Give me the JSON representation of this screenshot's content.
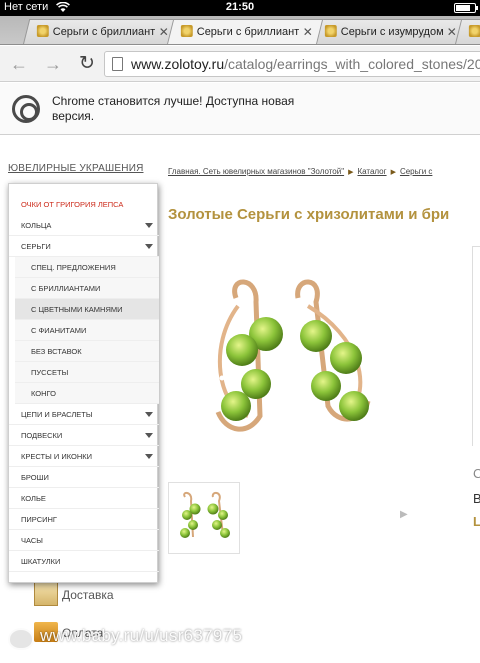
{
  "status_bar": {
    "carrier": "Нет сети",
    "time": "21:50",
    "battery_level": 0.8
  },
  "tabs": [
    {
      "title": "Серьги с бриллиант",
      "active": false
    },
    {
      "title": "Серьги с бриллиант",
      "active": true
    },
    {
      "title": "Серьги с изумрудом",
      "active": false
    }
  ],
  "toolbar": {
    "url_host": "www.zolotoy.ru",
    "url_path": "/catalog/earrings_with_colored_stones/20"
  },
  "infobar": {
    "message": "Chrome становится лучше! Доступна новая версия."
  },
  "site": {
    "catalog_link": "ЮВЕЛИРНЫЕ УКРАШЕНИЯ",
    "breadcrumb": [
      "Главная. Сеть ювелирных магазинов \"Золотой\"",
      "Каталог",
      "Серьги с"
    ],
    "page_title": "Золотые Серьги с хризолитами и бри",
    "right_panel": {
      "a": "С",
      "b": "В",
      "c": "L"
    },
    "delivery_label": "Доставка",
    "payment_label": "Оплата"
  },
  "menu": {
    "items": [
      {
        "label": "Очки от Григория Лепса",
        "type": "red"
      },
      {
        "label": "Кольца",
        "type": "top",
        "arrow": true
      },
      {
        "label": "Серьги",
        "type": "top",
        "arrow": true
      },
      {
        "label": "Спец. предложения",
        "type": "sub"
      },
      {
        "label": "С бриллиантами",
        "type": "sub"
      },
      {
        "label": "С цветными камнями",
        "type": "sub",
        "active": true
      },
      {
        "label": "С фианитами",
        "type": "sub"
      },
      {
        "label": "Без вставок",
        "type": "sub"
      },
      {
        "label": "Пуссеты",
        "type": "sub"
      },
      {
        "label": "Конго",
        "type": "sub"
      },
      {
        "label": "Цепи и браслеты",
        "type": "top",
        "arrow": true
      },
      {
        "label": "Подвески",
        "type": "top",
        "arrow": true
      },
      {
        "label": "Кресты и иконки",
        "type": "top",
        "arrow": true
      },
      {
        "label": "Броши",
        "type": "top"
      },
      {
        "label": "Колье",
        "type": "top"
      },
      {
        "label": "Пирсинг",
        "type": "top"
      },
      {
        "label": "Часы",
        "type": "top"
      },
      {
        "label": "Шкатулки",
        "type": "top"
      }
    ]
  },
  "watermark": {
    "text": "www.baby.ru/u/usr637975"
  },
  "colors": {
    "gold": "#b3923e",
    "menu_red": "#cc2a1a",
    "peridot": "#8cc43a"
  }
}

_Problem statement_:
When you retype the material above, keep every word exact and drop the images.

_Answer to this problem_:
Give me the JSON representation of this screenshot's content.
{
  "status_bar": {
    "carrier": "Нет сети",
    "time": "21:50",
    "battery_level": 0.8
  },
  "tabs": [
    {
      "title": "Серьги с бриллиант",
      "active": false
    },
    {
      "title": "Серьги с бриллиант",
      "active": true
    },
    {
      "title": "Серьги с изумрудом",
      "active": false
    }
  ],
  "toolbar": {
    "url_host": "www.zolotoy.ru",
    "url_path": "/catalog/earrings_with_colored_stones/20"
  },
  "infobar": {
    "message": "Chrome становится лучше! Доступна новая версия."
  },
  "site": {
    "catalog_link": "ЮВЕЛИРНЫЕ УКРАШЕНИЯ",
    "breadcrumb": [
      "Главная. Сеть ювелирных магазинов \"Золотой\"",
      "Каталог",
      "Серьги с"
    ],
    "page_title": "Золотые Серьги с хризолитами и бри",
    "right_panel": {
      "a": "С",
      "b": "В",
      "c": "L"
    },
    "delivery_label": "Доставка",
    "payment_label": "Оплата"
  },
  "menu": {
    "items": [
      {
        "label": "Очки от Григория Лепса",
        "type": "red"
      },
      {
        "label": "Кольца",
        "type": "top",
        "arrow": true
      },
      {
        "label": "Серьги",
        "type": "top",
        "arrow": true
      },
      {
        "label": "Спец. предложения",
        "type": "sub"
      },
      {
        "label": "С бриллиантами",
        "type": "sub"
      },
      {
        "label": "С цветными камнями",
        "type": "sub",
        "active": true
      },
      {
        "label": "С фианитами",
        "type": "sub"
      },
      {
        "label": "Без вставок",
        "type": "sub"
      },
      {
        "label": "Пуссеты",
        "type": "sub"
      },
      {
        "label": "Конго",
        "type": "sub"
      },
      {
        "label": "Цепи и браслеты",
        "type": "top",
        "arrow": true
      },
      {
        "label": "Подвески",
        "type": "top",
        "arrow": true
      },
      {
        "label": "Кресты и иконки",
        "type": "top",
        "arrow": true
      },
      {
        "label": "Броши",
        "type": "top"
      },
      {
        "label": "Колье",
        "type": "top"
      },
      {
        "label": "Пирсинг",
        "type": "top"
      },
      {
        "label": "Часы",
        "type": "top"
      },
      {
        "label": "Шкатулки",
        "type": "top"
      }
    ]
  },
  "watermark": {
    "text": "www.baby.ru/u/usr637975"
  },
  "colors": {
    "gold": "#b3923e",
    "menu_red": "#cc2a1a",
    "peridot": "#8cc43a"
  }
}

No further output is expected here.